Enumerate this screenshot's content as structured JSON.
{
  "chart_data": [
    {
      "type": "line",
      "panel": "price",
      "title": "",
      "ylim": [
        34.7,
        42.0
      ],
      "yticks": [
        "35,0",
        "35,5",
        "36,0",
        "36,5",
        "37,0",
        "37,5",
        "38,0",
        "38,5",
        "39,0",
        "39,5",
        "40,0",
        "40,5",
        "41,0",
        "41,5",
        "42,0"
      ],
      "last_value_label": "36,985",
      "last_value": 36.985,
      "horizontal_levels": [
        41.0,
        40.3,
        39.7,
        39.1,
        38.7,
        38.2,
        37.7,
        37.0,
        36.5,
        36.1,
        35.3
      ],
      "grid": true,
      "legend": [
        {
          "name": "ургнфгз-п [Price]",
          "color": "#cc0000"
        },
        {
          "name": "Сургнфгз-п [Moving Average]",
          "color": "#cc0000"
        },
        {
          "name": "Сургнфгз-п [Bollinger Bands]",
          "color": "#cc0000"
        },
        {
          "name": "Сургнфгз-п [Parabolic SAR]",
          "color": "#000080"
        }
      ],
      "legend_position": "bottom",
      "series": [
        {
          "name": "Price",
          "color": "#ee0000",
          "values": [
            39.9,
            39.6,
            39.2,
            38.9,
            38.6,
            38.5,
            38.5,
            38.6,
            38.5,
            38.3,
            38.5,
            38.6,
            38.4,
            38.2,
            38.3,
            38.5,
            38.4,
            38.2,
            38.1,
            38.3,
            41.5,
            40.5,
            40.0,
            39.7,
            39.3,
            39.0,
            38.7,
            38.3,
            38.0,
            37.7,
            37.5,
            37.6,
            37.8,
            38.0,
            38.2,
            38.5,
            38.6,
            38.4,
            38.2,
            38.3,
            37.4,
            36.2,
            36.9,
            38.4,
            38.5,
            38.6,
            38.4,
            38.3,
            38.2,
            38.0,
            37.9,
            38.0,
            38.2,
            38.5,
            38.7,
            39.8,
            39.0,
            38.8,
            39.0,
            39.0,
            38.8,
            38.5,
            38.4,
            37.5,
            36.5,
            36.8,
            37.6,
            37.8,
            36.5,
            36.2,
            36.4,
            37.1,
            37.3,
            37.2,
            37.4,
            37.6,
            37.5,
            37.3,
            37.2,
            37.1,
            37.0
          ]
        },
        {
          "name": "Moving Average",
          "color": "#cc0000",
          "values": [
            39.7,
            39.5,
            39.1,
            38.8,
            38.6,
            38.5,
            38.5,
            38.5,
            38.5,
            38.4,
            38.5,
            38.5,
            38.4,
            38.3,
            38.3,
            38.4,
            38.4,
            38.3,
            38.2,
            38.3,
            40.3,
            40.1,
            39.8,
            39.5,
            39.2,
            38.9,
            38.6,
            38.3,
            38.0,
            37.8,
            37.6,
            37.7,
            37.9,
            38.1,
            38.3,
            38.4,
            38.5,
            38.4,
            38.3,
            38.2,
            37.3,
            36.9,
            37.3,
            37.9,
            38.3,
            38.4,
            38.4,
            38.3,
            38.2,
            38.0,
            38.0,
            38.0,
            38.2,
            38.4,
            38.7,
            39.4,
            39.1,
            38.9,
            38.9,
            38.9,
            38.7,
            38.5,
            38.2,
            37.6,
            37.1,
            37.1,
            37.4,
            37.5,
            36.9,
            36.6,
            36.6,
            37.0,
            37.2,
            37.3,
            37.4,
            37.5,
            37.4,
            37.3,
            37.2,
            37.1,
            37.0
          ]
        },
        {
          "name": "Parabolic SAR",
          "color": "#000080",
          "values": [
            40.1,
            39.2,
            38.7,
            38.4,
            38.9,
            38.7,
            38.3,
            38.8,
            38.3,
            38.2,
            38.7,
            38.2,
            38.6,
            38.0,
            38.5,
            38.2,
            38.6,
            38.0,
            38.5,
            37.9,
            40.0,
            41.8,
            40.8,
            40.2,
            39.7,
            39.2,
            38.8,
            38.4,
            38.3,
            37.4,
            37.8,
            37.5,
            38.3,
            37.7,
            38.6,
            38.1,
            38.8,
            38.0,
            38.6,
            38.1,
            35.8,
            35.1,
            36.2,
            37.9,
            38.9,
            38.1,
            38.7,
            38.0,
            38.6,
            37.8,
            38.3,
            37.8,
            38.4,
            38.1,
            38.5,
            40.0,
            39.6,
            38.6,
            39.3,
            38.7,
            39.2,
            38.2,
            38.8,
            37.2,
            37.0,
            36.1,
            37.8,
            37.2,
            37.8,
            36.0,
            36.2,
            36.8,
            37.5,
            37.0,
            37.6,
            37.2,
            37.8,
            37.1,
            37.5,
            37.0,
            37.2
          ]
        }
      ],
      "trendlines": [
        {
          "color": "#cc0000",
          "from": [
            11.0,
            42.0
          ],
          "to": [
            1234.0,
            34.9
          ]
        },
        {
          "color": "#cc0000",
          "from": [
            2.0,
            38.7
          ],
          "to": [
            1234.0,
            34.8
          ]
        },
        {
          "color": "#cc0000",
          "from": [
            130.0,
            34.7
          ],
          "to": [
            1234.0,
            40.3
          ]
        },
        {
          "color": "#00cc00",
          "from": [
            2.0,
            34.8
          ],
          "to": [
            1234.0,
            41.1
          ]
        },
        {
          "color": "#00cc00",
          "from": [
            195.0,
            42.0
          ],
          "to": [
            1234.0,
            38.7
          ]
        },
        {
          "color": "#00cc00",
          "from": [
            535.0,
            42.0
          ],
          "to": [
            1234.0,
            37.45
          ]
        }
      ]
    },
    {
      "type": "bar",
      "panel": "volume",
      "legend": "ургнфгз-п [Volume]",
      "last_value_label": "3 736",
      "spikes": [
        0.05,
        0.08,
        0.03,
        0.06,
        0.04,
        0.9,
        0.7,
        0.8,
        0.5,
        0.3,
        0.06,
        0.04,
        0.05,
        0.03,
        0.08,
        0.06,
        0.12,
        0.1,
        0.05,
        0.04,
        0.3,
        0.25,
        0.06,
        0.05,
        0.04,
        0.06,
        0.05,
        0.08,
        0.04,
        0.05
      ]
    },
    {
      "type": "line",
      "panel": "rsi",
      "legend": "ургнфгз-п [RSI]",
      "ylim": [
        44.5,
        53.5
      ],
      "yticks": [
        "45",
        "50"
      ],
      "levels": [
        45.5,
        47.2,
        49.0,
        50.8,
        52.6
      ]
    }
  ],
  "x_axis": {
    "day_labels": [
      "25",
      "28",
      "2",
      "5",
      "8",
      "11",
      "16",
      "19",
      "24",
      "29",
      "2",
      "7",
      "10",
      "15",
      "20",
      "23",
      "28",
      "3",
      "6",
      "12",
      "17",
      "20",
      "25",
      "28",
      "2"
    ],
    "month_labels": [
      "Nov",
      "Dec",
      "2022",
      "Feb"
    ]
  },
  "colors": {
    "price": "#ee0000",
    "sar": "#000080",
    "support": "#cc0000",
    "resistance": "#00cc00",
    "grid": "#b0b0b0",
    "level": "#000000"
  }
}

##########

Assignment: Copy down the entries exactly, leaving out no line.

Your solution:
Enumerate this screenshot's content as structured JSON.
{
  "chart_data": [
    {
      "type": "line",
      "panel": "price",
      "title": "",
      "ylim": [
        34.7,
        42.0
      ],
      "yticks": [
        "35,0",
        "35,5",
        "36,0",
        "36,5",
        "37,0",
        "37,5",
        "38,0",
        "38,5",
        "39,0",
        "39,5",
        "40,0",
        "40,5",
        "41,0",
        "41,5",
        "42,0"
      ],
      "last_value_label": "36,985",
      "last_value": 36.985,
      "horizontal_levels": [
        41.0,
        40.3,
        39.7,
        39.1,
        38.7,
        38.2,
        37.7,
        37.0,
        36.5,
        36.1,
        35.3
      ],
      "grid": true,
      "legend": [
        {
          "name": "ургнфгз-п [Price]",
          "color": "#cc0000"
        },
        {
          "name": "Сургнфгз-п [Moving Average]",
          "color": "#cc0000"
        },
        {
          "name": "Сургнфгз-п [Bollinger Bands]",
          "color": "#cc0000"
        },
        {
          "name": "Сургнфгз-п [Parabolic SAR]",
          "color": "#000080"
        }
      ],
      "legend_position": "bottom",
      "series": [
        {
          "name": "Price",
          "color": "#ee0000",
          "values": [
            39.9,
            39.6,
            39.2,
            38.9,
            38.6,
            38.5,
            38.5,
            38.6,
            38.5,
            38.3,
            38.5,
            38.6,
            38.4,
            38.2,
            38.3,
            38.5,
            38.4,
            38.2,
            38.1,
            38.3,
            41.5,
            40.5,
            40.0,
            39.7,
            39.3,
            39.0,
            38.7,
            38.3,
            38.0,
            37.7,
            37.5,
            37.6,
            37.8,
            38.0,
            38.2,
            38.5,
            38.6,
            38.4,
            38.2,
            38.3,
            37.4,
            36.2,
            36.9,
            38.4,
            38.5,
            38.6,
            38.4,
            38.3,
            38.2,
            38.0,
            37.9,
            38.0,
            38.2,
            38.5,
            38.7,
            39.8,
            39.0,
            38.8,
            39.0,
            39.0,
            38.8,
            38.5,
            38.4,
            37.5,
            36.5,
            36.8,
            37.6,
            37.8,
            36.5,
            36.2,
            36.4,
            37.1,
            37.3,
            37.2,
            37.4,
            37.6,
            37.5,
            37.3,
            37.2,
            37.1,
            37.0
          ]
        },
        {
          "name": "Moving Average",
          "color": "#cc0000",
          "values": [
            39.7,
            39.5,
            39.1,
            38.8,
            38.6,
            38.5,
            38.5,
            38.5,
            38.5,
            38.4,
            38.5,
            38.5,
            38.4,
            38.3,
            38.3,
            38.4,
            38.4,
            38.3,
            38.2,
            38.3,
            40.3,
            40.1,
            39.8,
            39.5,
            39.2,
            38.9,
            38.6,
            38.3,
            38.0,
            37.8,
            37.6,
            37.7,
            37.9,
            38.1,
            38.3,
            38.4,
            38.5,
            38.4,
            38.3,
            38.2,
            37.3,
            36.9,
            37.3,
            37.9,
            38.3,
            38.4,
            38.4,
            38.3,
            38.2,
            38.0,
            38.0,
            38.0,
            38.2,
            38.4,
            38.7,
            39.4,
            39.1,
            38.9,
            38.9,
            38.9,
            38.7,
            38.5,
            38.2,
            37.6,
            37.1,
            37.1,
            37.4,
            37.5,
            36.9,
            36.6,
            36.6,
            37.0,
            37.2,
            37.3,
            37.4,
            37.5,
            37.4,
            37.3,
            37.2,
            37.1,
            37.0
          ]
        },
        {
          "name": "Parabolic SAR",
          "color": "#000080",
          "values": [
            40.1,
            39.2,
            38.7,
            38.4,
            38.9,
            38.7,
            38.3,
            38.8,
            38.3,
            38.2,
            38.7,
            38.2,
            38.6,
            38.0,
            38.5,
            38.2,
            38.6,
            38.0,
            38.5,
            37.9,
            40.0,
            41.8,
            40.8,
            40.2,
            39.7,
            39.2,
            38.8,
            38.4,
            38.3,
            37.4,
            37.8,
            37.5,
            38.3,
            37.7,
            38.6,
            38.1,
            38.8,
            38.0,
            38.6,
            38.1,
            35.8,
            35.1,
            36.2,
            37.9,
            38.9,
            38.1,
            38.7,
            38.0,
            38.6,
            37.8,
            38.3,
            37.8,
            38.4,
            38.1,
            38.5,
            40.0,
            39.6,
            38.6,
            39.3,
            38.7,
            39.2,
            38.2,
            38.8,
            37.2,
            37.0,
            36.1,
            37.8,
            37.2,
            37.8,
            36.0,
            36.2,
            36.8,
            37.5,
            37.0,
            37.6,
            37.2,
            37.8,
            37.1,
            37.5,
            37.0,
            37.2
          ]
        }
      ],
      "trendlines": [
        {
          "color": "#cc0000",
          "from": [
            11.0,
            42.0
          ],
          "to": [
            1234.0,
            34.9
          ]
        },
        {
          "color": "#cc0000",
          "from": [
            2.0,
            38.7
          ],
          "to": [
            1234.0,
            34.8
          ]
        },
        {
          "color": "#cc0000",
          "from": [
            130.0,
            34.7
          ],
          "to": [
            1234.0,
            40.3
          ]
        },
        {
          "color": "#00cc00",
          "from": [
            2.0,
            34.8
          ],
          "to": [
            1234.0,
            41.1
          ]
        },
        {
          "color": "#00cc00",
          "from": [
            195.0,
            42.0
          ],
          "to": [
            1234.0,
            38.7
          ]
        },
        {
          "color": "#00cc00",
          "from": [
            535.0,
            42.0
          ],
          "to": [
            1234.0,
            37.45
          ]
        }
      ]
    },
    {
      "type": "bar",
      "panel": "volume",
      "legend": "ургнфгз-п [Volume]",
      "last_value_label": "3 736",
      "spikes": [
        0.05,
        0.08,
        0.03,
        0.06,
        0.04,
        0.9,
        0.7,
        0.8,
        0.5,
        0.3,
        0.06,
        0.04,
        0.05,
        0.03,
        0.08,
        0.06,
        0.12,
        0.1,
        0.05,
        0.04,
        0.3,
        0.25,
        0.06,
        0.05,
        0.04,
        0.06,
        0.05,
        0.08,
        0.04,
        0.05
      ]
    },
    {
      "type": "line",
      "panel": "rsi",
      "legend": "ургнфгз-п [RSI]",
      "ylim": [
        44.5,
        53.5
      ],
      "yticks": [
        "45",
        "50"
      ],
      "levels": [
        45.5,
        47.2,
        49.0,
        50.8,
        52.6
      ]
    }
  ],
  "x_axis": {
    "day_labels": [
      "25",
      "28",
      "2",
      "5",
      "8",
      "11",
      "16",
      "19",
      "24",
      "29",
      "2",
      "7",
      "10",
      "15",
      "20",
      "23",
      "28",
      "3",
      "6",
      "12",
      "17",
      "20",
      "25",
      "28",
      "2"
    ],
    "month_labels": [
      "Nov",
      "Dec",
      "2022",
      "Feb"
    ]
  },
  "colors": {
    "price": "#ee0000",
    "sar": "#000080",
    "support": "#cc0000",
    "resistance": "#00cc00",
    "grid": "#b0b0b0",
    "level": "#000000"
  }
}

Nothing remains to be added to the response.